### PROBLEM TO WORK ON
Restate the full set of records exactly, word for word.

—————

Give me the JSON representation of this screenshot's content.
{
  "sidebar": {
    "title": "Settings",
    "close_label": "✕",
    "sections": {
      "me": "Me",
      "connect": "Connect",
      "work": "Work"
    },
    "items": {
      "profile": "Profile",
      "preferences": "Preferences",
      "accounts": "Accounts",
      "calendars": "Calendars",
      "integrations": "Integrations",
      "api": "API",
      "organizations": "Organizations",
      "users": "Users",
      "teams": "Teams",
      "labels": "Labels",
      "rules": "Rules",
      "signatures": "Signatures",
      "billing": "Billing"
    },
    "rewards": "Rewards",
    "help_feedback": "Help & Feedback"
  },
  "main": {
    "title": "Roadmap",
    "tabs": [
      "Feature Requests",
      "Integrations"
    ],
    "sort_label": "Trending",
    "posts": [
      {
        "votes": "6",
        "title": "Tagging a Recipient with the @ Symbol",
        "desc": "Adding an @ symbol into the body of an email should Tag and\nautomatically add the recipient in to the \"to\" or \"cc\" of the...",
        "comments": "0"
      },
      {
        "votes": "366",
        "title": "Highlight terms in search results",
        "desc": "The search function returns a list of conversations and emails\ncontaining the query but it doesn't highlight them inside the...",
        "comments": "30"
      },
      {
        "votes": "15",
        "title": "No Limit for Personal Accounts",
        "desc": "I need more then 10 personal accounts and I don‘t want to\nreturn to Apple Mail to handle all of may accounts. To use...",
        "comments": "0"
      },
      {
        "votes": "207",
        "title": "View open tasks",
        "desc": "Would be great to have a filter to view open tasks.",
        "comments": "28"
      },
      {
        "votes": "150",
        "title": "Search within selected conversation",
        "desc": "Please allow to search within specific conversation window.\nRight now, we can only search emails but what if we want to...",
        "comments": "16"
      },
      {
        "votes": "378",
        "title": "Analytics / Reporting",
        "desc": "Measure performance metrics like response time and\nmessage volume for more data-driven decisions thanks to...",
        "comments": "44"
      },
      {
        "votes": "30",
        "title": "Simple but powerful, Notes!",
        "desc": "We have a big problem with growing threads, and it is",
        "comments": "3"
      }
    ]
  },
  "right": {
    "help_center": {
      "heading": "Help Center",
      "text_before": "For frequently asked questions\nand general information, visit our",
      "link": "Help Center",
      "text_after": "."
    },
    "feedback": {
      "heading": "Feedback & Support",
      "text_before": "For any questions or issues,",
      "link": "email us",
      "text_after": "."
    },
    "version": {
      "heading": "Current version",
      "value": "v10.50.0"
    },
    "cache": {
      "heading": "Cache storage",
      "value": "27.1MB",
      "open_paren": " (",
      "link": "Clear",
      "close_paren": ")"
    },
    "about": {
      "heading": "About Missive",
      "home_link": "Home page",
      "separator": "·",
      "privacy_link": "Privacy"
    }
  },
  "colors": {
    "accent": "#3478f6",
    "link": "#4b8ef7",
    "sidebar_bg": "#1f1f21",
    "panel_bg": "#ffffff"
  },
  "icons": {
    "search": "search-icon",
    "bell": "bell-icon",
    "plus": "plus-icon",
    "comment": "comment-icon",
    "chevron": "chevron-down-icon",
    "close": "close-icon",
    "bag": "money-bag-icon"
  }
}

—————

### REPLY TO THE EXERCISE
Give me the JSON representation of this screenshot's content.
{
  "sidebar": {
    "title": "Settings",
    "close_label": "✕",
    "sections": {
      "me": "Me",
      "connect": "Connect",
      "work": "Work"
    },
    "items": {
      "profile": "Profile",
      "preferences": "Preferences",
      "accounts": "Accounts",
      "calendars": "Calendars",
      "integrations": "Integrations",
      "api": "API",
      "organizations": "Organizations",
      "users": "Users",
      "teams": "Teams",
      "labels": "Labels",
      "rules": "Rules",
      "signatures": "Signatures",
      "billing": "Billing"
    },
    "rewards": "Rewards",
    "help_feedback": "Help & Feedback"
  },
  "main": {
    "title": "Roadmap",
    "tabs": [
      "Feature Requests",
      "Integrations"
    ],
    "sort_label": "Trending",
    "posts": [
      {
        "votes": "6",
        "title": "Tagging a Recipient with the @ Symbol",
        "desc": "Adding an @ symbol into the body of an email should Tag and\nautomatically add the recipient in to the \"to\" or \"cc\" of the...",
        "comments": "0"
      },
      {
        "votes": "366",
        "title": "Highlight terms in search results",
        "desc": "The search function returns a list of conversations and emails\ncontaining the query but it doesn't highlight them inside the...",
        "comments": "30"
      },
      {
        "votes": "15",
        "title": "No Limit for Personal Accounts",
        "desc": "I need more then 10 personal accounts and I don‘t want to\nreturn to Apple Mail to handle all of may accounts. To use...",
        "comments": "0"
      },
      {
        "votes": "207",
        "title": "View open tasks",
        "desc": "Would be great to have a filter to view open tasks.",
        "comments": "28"
      },
      {
        "votes": "150",
        "title": "Search within selected conversation",
        "desc": "Please allow to search within specific conversation window.\nRight now, we can only search emails but what if we want to...",
        "comments": "16"
      },
      {
        "votes": "378",
        "title": "Analytics / Reporting",
        "desc": "Measure performance metrics like response time and\nmessage volume for more data-driven decisions thanks to...",
        "comments": "44"
      },
      {
        "votes": "30",
        "title": "Simple but powerful, Notes!",
        "desc": "We have a big problem with growing threads, and it is",
        "comments": "3"
      }
    ]
  },
  "right": {
    "help_center": {
      "heading": "Help Center",
      "text_before": "For frequently asked questions\nand general information, visit our",
      "link": "Help Center",
      "text_after": "."
    },
    "feedback": {
      "heading": "Feedback & Support",
      "text_before": "For any questions or issues,",
      "link": "email us",
      "text_after": "."
    },
    "version": {
      "heading": "Current version",
      "value": "v10.50.0"
    },
    "cache": {
      "heading": "Cache storage",
      "value": "27.1MB",
      "open_paren": " (",
      "link": "Clear",
      "close_paren": ")"
    },
    "about": {
      "heading": "About Missive",
      "home_link": "Home page",
      "separator": "·",
      "privacy_link": "Privacy"
    }
  },
  "colors": {
    "accent": "#3478f6",
    "link": "#4b8ef7",
    "sidebar_bg": "#1f1f21",
    "panel_bg": "#ffffff"
  },
  "icons": {
    "search": "search-icon",
    "bell": "bell-icon",
    "plus": "plus-icon",
    "comment": "comment-icon",
    "chevron": "chevron-down-icon",
    "close": "close-icon",
    "bag": "money-bag-icon"
  }
}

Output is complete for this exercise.